◆ Source records
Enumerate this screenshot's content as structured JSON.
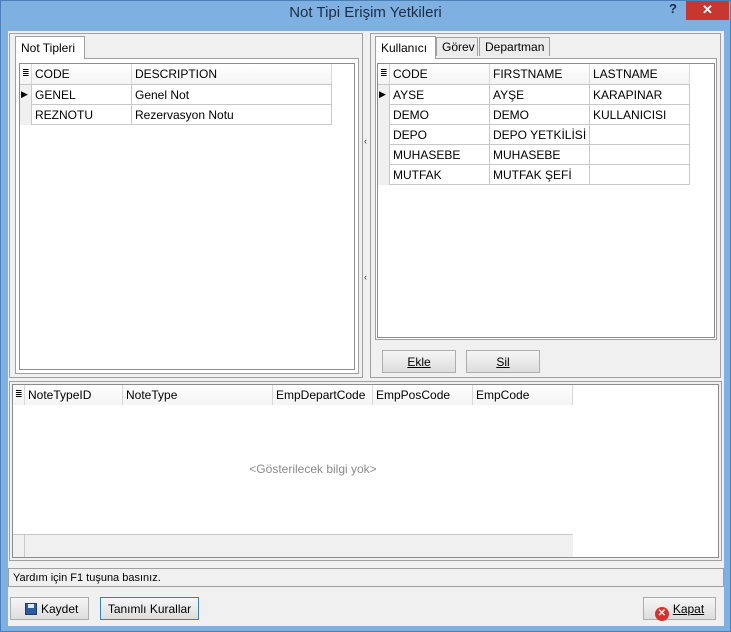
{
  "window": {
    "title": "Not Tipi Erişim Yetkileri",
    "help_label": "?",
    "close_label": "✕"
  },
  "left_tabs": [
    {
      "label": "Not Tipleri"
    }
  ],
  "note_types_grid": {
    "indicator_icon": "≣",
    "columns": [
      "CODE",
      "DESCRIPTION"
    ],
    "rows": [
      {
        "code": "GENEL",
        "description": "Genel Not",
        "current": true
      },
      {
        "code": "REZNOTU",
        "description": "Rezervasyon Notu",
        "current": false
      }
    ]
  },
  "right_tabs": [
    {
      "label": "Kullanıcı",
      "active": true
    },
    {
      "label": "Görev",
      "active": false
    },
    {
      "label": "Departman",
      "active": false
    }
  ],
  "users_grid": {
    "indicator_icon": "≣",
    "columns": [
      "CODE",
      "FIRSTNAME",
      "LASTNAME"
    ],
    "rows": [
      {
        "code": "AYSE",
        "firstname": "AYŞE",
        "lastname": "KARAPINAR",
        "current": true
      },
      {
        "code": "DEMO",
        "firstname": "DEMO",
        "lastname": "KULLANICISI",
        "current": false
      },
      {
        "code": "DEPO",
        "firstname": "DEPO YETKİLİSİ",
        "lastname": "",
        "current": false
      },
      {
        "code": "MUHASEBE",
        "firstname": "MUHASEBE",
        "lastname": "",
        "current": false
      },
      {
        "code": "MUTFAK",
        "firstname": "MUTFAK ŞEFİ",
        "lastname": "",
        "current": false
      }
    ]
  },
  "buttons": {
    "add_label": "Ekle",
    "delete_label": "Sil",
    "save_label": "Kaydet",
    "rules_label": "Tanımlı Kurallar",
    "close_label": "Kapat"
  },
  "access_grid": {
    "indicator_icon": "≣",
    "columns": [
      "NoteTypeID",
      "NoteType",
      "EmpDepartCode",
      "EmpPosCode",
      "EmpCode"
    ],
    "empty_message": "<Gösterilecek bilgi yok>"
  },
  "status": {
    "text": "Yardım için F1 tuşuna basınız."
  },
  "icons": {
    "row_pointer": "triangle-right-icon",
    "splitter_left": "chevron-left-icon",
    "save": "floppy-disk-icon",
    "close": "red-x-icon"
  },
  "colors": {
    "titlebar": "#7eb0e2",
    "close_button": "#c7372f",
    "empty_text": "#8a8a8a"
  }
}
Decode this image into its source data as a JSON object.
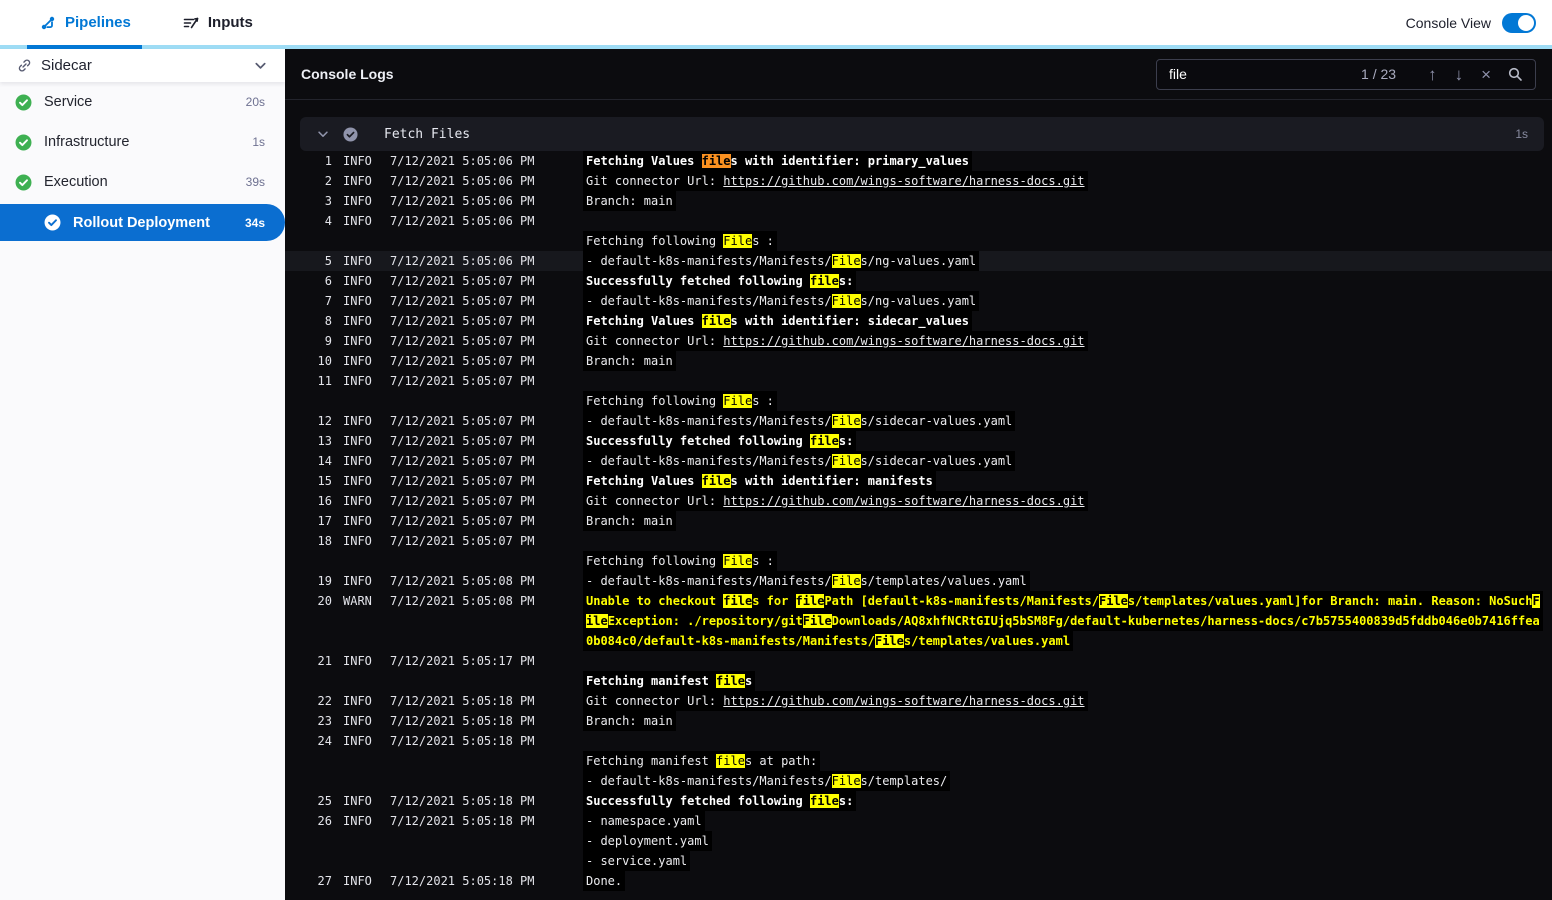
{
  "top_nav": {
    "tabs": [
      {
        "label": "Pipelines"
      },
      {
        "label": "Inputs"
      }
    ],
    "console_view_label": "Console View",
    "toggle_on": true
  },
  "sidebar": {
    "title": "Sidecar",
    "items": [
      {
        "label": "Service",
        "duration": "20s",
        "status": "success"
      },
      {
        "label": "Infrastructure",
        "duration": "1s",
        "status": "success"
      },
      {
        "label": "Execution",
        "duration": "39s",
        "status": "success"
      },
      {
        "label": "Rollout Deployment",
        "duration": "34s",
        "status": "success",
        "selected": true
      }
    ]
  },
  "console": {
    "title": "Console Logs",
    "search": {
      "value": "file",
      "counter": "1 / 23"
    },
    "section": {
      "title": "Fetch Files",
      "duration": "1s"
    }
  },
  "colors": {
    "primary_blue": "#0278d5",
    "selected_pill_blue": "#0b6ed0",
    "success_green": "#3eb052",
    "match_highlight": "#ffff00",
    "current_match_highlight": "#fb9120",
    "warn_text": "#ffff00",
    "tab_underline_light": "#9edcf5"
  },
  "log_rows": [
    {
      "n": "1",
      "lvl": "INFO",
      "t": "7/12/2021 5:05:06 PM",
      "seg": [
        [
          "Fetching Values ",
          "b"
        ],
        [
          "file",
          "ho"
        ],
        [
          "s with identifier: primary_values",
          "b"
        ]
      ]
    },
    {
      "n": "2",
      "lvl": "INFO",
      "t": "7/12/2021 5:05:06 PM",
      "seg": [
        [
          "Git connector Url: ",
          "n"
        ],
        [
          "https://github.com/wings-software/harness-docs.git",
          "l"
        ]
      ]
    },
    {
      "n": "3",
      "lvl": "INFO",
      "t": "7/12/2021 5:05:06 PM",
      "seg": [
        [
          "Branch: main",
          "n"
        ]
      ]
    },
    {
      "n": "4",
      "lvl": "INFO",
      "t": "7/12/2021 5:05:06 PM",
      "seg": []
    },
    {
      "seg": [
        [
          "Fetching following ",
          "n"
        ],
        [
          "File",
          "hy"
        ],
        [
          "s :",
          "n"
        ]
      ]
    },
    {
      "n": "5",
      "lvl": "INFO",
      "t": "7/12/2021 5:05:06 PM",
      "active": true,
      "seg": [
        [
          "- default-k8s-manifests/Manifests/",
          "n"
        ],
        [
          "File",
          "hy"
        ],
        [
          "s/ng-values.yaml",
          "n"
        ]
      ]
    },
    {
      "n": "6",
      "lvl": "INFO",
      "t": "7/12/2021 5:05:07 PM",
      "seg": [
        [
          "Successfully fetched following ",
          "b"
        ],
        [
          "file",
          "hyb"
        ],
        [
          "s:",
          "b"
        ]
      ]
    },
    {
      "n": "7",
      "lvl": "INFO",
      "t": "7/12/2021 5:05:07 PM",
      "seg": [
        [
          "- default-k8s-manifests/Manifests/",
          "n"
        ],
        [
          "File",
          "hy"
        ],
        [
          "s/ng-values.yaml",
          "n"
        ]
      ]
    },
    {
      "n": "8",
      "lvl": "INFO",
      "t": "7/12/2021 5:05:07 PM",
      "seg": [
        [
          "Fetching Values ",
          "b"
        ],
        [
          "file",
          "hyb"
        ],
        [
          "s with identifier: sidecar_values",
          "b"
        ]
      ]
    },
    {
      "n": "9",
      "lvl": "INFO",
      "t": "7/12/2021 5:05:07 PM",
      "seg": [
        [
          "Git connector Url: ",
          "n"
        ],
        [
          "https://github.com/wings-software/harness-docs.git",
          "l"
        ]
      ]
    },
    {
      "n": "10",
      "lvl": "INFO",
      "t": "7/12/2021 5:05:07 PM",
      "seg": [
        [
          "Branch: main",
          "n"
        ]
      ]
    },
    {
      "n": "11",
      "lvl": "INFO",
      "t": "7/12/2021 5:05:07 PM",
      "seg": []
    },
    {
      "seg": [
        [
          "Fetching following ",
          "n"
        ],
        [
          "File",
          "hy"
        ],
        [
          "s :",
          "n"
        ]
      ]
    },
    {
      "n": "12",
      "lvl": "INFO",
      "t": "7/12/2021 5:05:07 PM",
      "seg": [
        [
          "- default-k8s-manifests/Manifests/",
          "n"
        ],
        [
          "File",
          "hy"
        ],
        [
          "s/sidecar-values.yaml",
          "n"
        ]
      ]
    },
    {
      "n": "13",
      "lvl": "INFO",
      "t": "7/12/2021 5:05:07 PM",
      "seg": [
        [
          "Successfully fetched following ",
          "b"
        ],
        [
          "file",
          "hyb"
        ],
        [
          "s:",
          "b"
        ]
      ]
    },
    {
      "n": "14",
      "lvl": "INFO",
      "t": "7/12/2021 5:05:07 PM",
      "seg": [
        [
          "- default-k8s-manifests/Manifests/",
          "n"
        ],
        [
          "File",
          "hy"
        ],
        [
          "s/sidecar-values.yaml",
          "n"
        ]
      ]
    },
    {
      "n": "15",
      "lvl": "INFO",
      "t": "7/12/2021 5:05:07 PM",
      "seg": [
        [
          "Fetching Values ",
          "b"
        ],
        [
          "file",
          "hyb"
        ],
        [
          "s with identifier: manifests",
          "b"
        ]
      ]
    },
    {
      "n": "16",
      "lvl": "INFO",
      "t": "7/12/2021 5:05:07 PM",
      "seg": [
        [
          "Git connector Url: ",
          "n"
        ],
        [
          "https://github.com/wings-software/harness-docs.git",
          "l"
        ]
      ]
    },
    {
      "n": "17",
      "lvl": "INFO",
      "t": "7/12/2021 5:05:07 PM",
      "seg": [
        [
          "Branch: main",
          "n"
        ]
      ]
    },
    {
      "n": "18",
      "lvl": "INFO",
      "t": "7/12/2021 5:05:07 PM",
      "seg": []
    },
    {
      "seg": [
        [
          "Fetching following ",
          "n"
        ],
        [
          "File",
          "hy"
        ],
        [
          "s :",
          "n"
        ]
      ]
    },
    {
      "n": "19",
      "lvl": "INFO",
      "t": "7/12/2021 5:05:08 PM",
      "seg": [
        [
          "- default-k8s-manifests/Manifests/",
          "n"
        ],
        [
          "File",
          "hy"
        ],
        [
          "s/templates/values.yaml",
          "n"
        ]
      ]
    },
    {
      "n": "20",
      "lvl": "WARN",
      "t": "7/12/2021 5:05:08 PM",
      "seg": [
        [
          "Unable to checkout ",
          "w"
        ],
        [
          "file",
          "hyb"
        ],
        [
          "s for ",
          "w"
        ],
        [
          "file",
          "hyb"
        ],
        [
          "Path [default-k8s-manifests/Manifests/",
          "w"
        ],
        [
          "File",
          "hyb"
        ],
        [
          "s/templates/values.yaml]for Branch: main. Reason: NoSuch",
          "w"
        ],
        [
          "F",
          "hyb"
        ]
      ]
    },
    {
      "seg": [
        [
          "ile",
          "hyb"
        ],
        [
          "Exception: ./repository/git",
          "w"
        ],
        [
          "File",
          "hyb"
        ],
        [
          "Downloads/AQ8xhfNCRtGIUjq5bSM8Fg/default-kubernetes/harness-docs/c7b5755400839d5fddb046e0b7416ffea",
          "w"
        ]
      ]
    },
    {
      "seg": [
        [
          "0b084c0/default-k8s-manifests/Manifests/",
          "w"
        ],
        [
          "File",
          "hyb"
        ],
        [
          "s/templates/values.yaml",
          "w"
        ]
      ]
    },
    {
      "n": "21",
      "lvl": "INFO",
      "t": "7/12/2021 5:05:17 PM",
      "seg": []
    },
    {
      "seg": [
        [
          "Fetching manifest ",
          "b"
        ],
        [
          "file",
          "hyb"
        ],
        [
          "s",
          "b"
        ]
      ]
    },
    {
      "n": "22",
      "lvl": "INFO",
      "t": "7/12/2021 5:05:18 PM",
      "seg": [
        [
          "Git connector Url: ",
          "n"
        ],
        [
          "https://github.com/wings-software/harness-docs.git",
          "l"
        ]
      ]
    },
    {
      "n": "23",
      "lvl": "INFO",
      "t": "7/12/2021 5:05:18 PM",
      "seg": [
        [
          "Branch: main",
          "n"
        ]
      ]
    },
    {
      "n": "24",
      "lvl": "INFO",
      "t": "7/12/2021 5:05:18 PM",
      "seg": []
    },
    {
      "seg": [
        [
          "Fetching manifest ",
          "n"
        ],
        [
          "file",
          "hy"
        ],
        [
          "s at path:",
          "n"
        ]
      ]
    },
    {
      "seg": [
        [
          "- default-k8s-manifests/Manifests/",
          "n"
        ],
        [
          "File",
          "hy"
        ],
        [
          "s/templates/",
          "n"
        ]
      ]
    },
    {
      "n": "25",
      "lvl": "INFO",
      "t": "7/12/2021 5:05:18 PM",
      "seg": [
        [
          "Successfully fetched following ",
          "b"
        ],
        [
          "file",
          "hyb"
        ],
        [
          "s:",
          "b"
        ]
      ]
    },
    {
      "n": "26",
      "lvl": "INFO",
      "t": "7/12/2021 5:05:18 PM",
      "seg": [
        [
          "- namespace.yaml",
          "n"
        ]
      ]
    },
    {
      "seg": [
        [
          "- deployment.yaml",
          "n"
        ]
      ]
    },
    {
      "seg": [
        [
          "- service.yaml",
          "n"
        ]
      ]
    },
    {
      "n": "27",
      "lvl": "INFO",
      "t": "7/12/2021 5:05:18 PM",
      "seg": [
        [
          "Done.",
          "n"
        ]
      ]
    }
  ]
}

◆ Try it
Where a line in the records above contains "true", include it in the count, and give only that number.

◆ Final answer
6